The Karl Rove era will come to a close at the end of this month, as George Bush's key aide has told the Wall Street Journal he will return home to spend time with his family. For any other departure, that would sound like a euphemism for "I got canned". For Rove, who has served as Bush's effigy for many of his critics, the wonder is how he managed to put up with the abuse for so long:
Mr. Rove, who has held a senior post in the White House since President Bush took office in January 2001, told Mr. Gigot he first floated the idea of leaving a year ago. But he delayed his departure as, first, Democrats took Congress, and then as the White House tackled debates on immigration and Iraq, he said. He said he decided to leave after White House Chief of Staff Joshua Bolten told senior aides that if they stayed past Labor Day they would be obliged to remain through the end of the president's term in January 2009.
"I just think it's time," Mr. Rove said in the interview. "There's always something that can keep you here, and as much as I'd like to be here, I've got to do this for the sake of my family." Mr. Rove and his wife have a home in Ingram, Texas, and a son who attends college in nearby San Antonio. ...
Mr. Rove has advised Mr. Bush for more than a decade, working with him closely since Mr. Bush first announced he was running for governor of Texas in 1993 and serving as chief strategist in his presidential campaign in 2000. Before joining the White House, he was president of Karl Rove & Company, the Austin, Texas-based public affairs firm he founded. Mr. Rove first became involved in Republican politics in the 1970s.
Rove originally wanted to depart in 2006, but didn't want to be seen as leaving as a result of the midterm elections. That fits his character; Rove is a fighter, a sort of happy warrior who loves being in the middle of debates and political fights. Had Bolten not drawn a bright line among Bush's staff, he may never have pulled the trigger on his departure.
(An aside: this is the first clear indication to the conspiracy theorists on the Left that Bush doesn't intend to declare himself Emperor. More will follow.)
What will Rove do now? According to Paul Gigot, whose interview produced the WSJ's scoop, he'll write a book about his White House experiences. That should sell millions, and he'll need the money; he's paid off all the legal bills, but more may come. His resignation probably won't stop Congress from demanding his testimony, especially now that he plans to write a book that will touch on the most sensitive details of political action in the White House. Rove may also teach in Texas.
It sounds as if he's through with political consulting. He's done it for a couple of decades, and the high-profile and high abuse of the last seven years has burnt him out. That didn't stop him from putting out a few predictions and valedictory advice for the GOP in the Gigot interview. Among them, he predicts that the Democrats will nominate the "fatally flawed" Hillary Clinton -- no great surprise -- and that the Republicans will beat her.

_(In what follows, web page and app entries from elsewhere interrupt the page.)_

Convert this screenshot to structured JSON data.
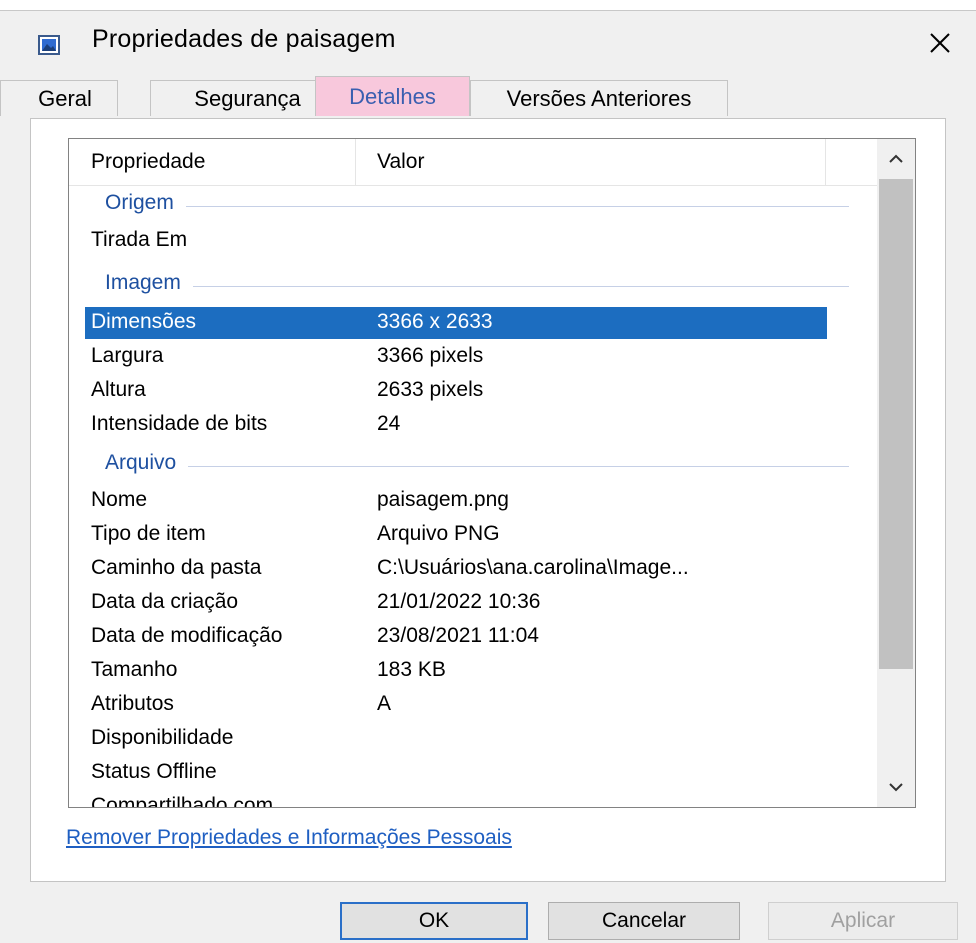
{
  "window": {
    "title": "Propriedades de paisagem",
    "close_icon": "close-icon",
    "title_icon": "image-file-icon"
  },
  "tabs": [
    {
      "label": "Geral",
      "active": false
    },
    {
      "label": "Segurança",
      "active": false
    },
    {
      "label": "Detalhes",
      "active": true
    },
    {
      "label": "Versões Anteriores",
      "active": false
    }
  ],
  "details": {
    "header": {
      "property": "Propriedade",
      "value": "Valor"
    },
    "groups": {
      "origem": "Origem",
      "imagem": "Imagem",
      "arquivo": "Arquivo"
    },
    "origem_rows": [
      {
        "property": "Tirada Em",
        "value": ""
      }
    ],
    "imagem_rows": [
      {
        "property": "Dimensões",
        "value": "3366 x 2633",
        "selected": true
      },
      {
        "property": "Largura",
        "value": "3366 pixels"
      },
      {
        "property": "Altura",
        "value": "2633 pixels"
      },
      {
        "property": "Intensidade de bits",
        "value": "24"
      }
    ],
    "arquivo_rows": [
      {
        "property": "Nome",
        "value": "paisagem.png"
      },
      {
        "property": "Tipo de item",
        "value": "Arquivo PNG"
      },
      {
        "property": "Caminho da pasta",
        "value": "C:\\Usuários\\ana.carolina\\Image..."
      },
      {
        "property": "Data da criação",
        "value": "21/01/2022 10:36"
      },
      {
        "property": "Data de modificação",
        "value": "23/08/2021 11:04"
      },
      {
        "property": "Tamanho",
        "value": "183 KB"
      },
      {
        "property": "Atributos",
        "value": "A"
      },
      {
        "property": "Disponibilidade",
        "value": ""
      },
      {
        "property": "Status Offline",
        "value": ""
      },
      {
        "property": "Compartilhado com",
        "value": ""
      }
    ]
  },
  "link": {
    "label": "Remover Propriedades e Informações Pessoais"
  },
  "buttons": {
    "ok": "OK",
    "cancel": "Cancelar",
    "apply": "Aplicar"
  },
  "colors": {
    "selection": "#1c6dc0",
    "group_label": "#1e50a0",
    "active_tab": "#f8c8dc",
    "link": "#1f5fc2"
  }
}
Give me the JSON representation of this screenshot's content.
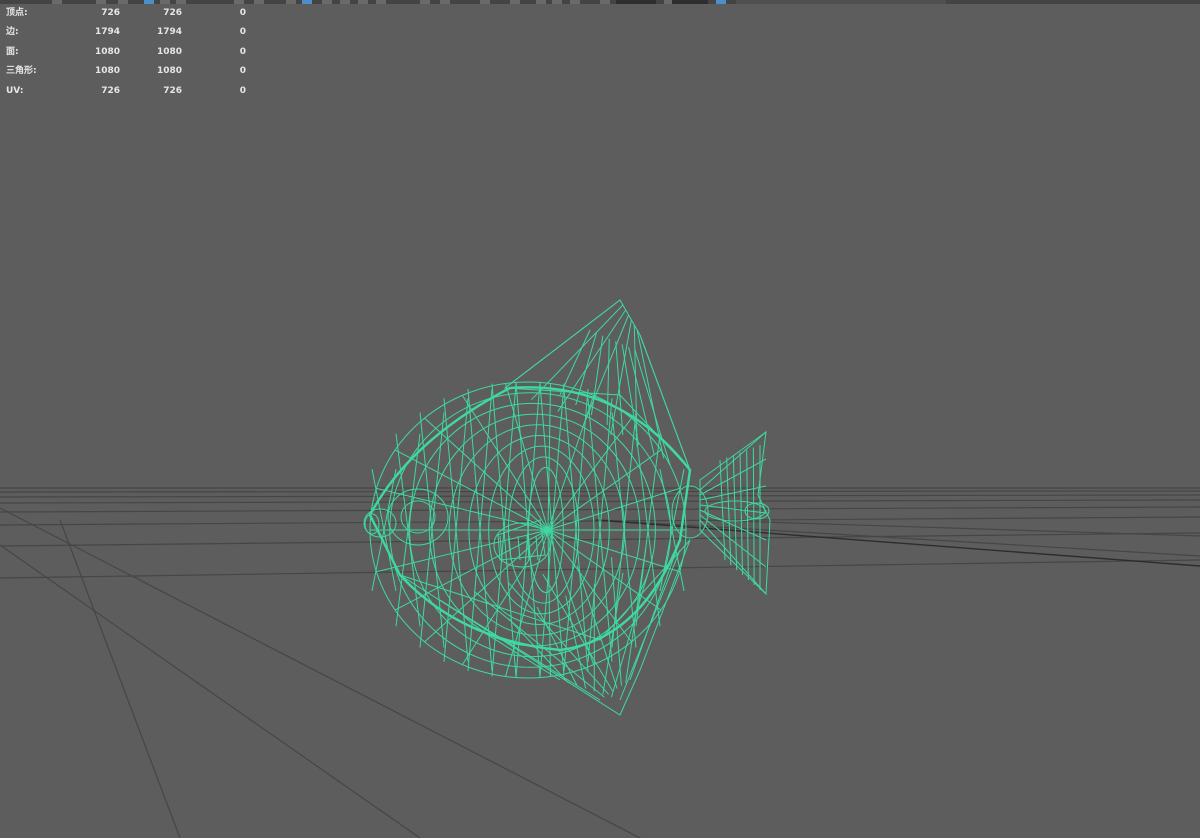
{
  "hud": {
    "rows": [
      {
        "label": "顶点:",
        "v1": "726",
        "v2": "726",
        "v3": "0"
      },
      {
        "label": "边:",
        "v1": "1794",
        "v2": "1794",
        "v3": "0"
      },
      {
        "label": "面:",
        "v1": "1080",
        "v2": "1080",
        "v3": "0"
      },
      {
        "label": "三角形:",
        "v1": "1080",
        "v2": "1080",
        "v3": "0"
      },
      {
        "label": "UV:",
        "v1": "726",
        "v2": "726",
        "v3": "0"
      }
    ]
  },
  "colors": {
    "background": "#5d5d5d",
    "wireframe": "#3fd9a0",
    "grid": "#464646",
    "hud_text": "#e6e6e6",
    "toolbar": "#444444",
    "toolbar_active": "#4d8fc9"
  },
  "icons": [
    "toolbar-icon",
    "select-mode-icon",
    "snap-icon"
  ]
}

CQ readers will remember that I have had the pleasure -- and I use that word deliberately -- of meeting Karl Rove twice, once in DC and once here in the Twin Cities. On both occasions, Rove kept the room laughing while displaying a remarkable recall of numbers and polling trends. Despite everything that had been launched at him, Rove obviously relished his work and enjoyed talking about it. He pulled no punches, and he answered every question asked of him. Many of us were skeptical of his optimism in 2006, and correctly so, as it turned out, but he never took offense or belittled anyone for it.
His departure will no doubt be the subject of celebration for the president's most vociferous critics, but I think they'll wind up missing him more than the president's supporters. They won't have Rove to kick around any more, and after the shock wears off, it will become apparent how silly all the Rove-kicking was from the beginning.

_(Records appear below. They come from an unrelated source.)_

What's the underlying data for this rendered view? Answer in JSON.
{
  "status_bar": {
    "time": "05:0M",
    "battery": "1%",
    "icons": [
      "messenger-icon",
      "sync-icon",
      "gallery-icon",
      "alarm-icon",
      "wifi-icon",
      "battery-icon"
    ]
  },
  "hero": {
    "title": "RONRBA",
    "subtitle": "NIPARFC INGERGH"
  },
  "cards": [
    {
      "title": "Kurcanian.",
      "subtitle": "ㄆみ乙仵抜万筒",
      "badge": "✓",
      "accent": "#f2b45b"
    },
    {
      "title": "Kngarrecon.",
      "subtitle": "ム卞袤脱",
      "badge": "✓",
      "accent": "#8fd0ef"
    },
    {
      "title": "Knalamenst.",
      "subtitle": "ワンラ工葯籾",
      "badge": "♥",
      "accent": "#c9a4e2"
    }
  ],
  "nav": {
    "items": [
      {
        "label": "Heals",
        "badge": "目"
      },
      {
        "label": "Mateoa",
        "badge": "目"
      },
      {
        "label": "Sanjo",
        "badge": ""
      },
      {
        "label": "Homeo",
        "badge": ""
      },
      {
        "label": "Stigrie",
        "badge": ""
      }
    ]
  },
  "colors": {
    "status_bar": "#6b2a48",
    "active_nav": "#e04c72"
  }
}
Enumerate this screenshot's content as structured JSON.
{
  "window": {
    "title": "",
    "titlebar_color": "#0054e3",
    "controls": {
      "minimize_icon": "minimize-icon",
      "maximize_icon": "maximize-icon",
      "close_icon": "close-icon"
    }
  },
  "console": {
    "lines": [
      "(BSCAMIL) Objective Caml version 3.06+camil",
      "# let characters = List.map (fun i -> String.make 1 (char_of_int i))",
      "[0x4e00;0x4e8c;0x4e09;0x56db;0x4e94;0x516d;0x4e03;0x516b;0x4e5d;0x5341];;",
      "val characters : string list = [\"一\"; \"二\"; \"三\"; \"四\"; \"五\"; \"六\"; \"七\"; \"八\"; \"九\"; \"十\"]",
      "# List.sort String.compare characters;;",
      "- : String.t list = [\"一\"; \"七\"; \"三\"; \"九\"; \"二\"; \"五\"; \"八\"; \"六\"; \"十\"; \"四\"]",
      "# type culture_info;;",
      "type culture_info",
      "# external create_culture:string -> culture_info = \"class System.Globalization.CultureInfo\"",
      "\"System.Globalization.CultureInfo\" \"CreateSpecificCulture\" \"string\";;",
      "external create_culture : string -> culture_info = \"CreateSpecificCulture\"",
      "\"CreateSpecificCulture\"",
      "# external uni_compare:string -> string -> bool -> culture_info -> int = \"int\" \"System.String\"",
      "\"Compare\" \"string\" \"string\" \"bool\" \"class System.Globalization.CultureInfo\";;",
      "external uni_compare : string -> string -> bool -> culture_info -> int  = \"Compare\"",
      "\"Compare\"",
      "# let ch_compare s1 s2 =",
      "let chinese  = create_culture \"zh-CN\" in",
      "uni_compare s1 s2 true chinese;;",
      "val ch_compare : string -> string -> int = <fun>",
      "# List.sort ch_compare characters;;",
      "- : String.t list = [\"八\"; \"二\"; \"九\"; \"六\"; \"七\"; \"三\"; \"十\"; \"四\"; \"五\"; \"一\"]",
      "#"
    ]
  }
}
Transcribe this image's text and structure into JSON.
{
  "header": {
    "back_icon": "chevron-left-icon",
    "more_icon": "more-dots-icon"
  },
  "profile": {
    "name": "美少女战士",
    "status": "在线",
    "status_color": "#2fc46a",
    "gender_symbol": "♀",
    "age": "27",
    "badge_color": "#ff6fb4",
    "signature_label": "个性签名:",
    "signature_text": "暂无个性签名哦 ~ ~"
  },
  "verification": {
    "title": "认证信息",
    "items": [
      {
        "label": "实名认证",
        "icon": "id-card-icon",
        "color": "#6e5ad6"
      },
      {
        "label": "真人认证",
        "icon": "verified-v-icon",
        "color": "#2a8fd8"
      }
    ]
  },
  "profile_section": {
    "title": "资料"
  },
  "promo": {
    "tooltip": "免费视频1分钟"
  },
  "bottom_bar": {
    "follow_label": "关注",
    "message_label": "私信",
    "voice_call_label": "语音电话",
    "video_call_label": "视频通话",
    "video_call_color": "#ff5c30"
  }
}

UPDATE: Let's not get into another round of Plame rehashing, OK? Also, Karl Rove once told me that he reads CQ, so he may take an interest in the comments here. And if he does, perhaps I can persuade him to contact me for an interview on CQ Radio. The e-mail address is on the sidebar, Mr. Rove ...
UPDATE II & BUMP: Some people believe that Rove got pushed out rather than left of his own volition. He responded in typical fashion to CNN:

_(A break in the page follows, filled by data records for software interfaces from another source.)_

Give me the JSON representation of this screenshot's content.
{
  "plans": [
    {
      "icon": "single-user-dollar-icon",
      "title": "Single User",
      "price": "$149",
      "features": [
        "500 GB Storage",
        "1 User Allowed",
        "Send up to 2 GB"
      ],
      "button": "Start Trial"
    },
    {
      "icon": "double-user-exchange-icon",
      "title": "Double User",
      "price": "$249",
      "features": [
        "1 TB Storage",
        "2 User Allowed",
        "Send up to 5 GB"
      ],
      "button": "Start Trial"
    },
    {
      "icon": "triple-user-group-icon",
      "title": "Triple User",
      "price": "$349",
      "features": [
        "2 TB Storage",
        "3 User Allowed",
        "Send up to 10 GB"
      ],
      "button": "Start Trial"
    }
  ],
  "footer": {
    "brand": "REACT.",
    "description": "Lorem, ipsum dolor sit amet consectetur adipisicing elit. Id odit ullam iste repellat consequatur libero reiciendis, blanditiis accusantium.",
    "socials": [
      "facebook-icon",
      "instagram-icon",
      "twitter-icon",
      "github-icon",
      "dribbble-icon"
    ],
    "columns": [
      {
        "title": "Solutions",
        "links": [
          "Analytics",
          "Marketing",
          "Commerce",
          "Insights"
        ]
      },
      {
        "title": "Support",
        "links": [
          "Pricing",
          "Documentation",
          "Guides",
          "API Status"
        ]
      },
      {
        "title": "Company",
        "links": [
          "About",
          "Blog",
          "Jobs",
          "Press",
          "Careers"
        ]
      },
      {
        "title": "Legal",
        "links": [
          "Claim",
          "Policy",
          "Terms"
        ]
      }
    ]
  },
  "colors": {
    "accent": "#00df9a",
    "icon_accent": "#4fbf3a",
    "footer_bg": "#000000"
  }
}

Karl Rove said Monday his resignation as President Bush's senior political adviser was not forced and that he plans to spend his post-White House career writing a book and teaching.
Perhaps Bush's most powerful White House aide, Rove submitted his resignation to Bush on Friday, he told CNN's Suzanne Malveaux in an e-mail.
When asked for his reaction to those who say he's being "run out of town," Rove responded, "That sounds like the rooster claiming to have called up the sun."
"Rove got fired" has to be one of the sillier memes that will arise in the aftermath of his departure. Why would he get fired now? All of his potential vulnerabilities have been exploited by the media and the Democrats to the nth degree already. Firing Rove would not gain the White House anything. If Bush wants to hold onto Alberto Gonzales, he's not about to fire Karl Rove.
Michelle Malkin has an intriguing post this morning on the Rove phenomenon:
Gigot lets Rove defend himself and his legacy, and what I see, alas, is the mark of self-delusion and blindness that has damaged the White House and the Beltway GOP. Rove pats President Bush (and himself) on the back for the disastrous Medicare entitlement expansion and the aborted Social Security reform effort. ...
Not a word here about the Harriet Miers debacle, the botching of the Dubai ports battle, or the undeniable stumbles in post-Iraq invasion policies.
And not a word about the spectacular disaster of the illegal alien shamnesty, which will be the everlasting stain Rove leaves behind.
I'd argue that in this instance, Michelle's making the same mistake as many on the Left do about Rove. Karl Rove did not make policy -- he just structured the President's message to win as much support for Bush policy decisions as possible. I highly doubt Rove selected Harriet Miers or his immigration policy; those decisions originated with Bush. I would agree with her about the lack of political preparation on the Dubai ports deal, but I'm not so sure that Rove was the man to blame for that as much as it was Andy Card and the White House press team.
Bush makes the policy and the appointments, and men like Rove sell them. You can't blame the salesman for the product.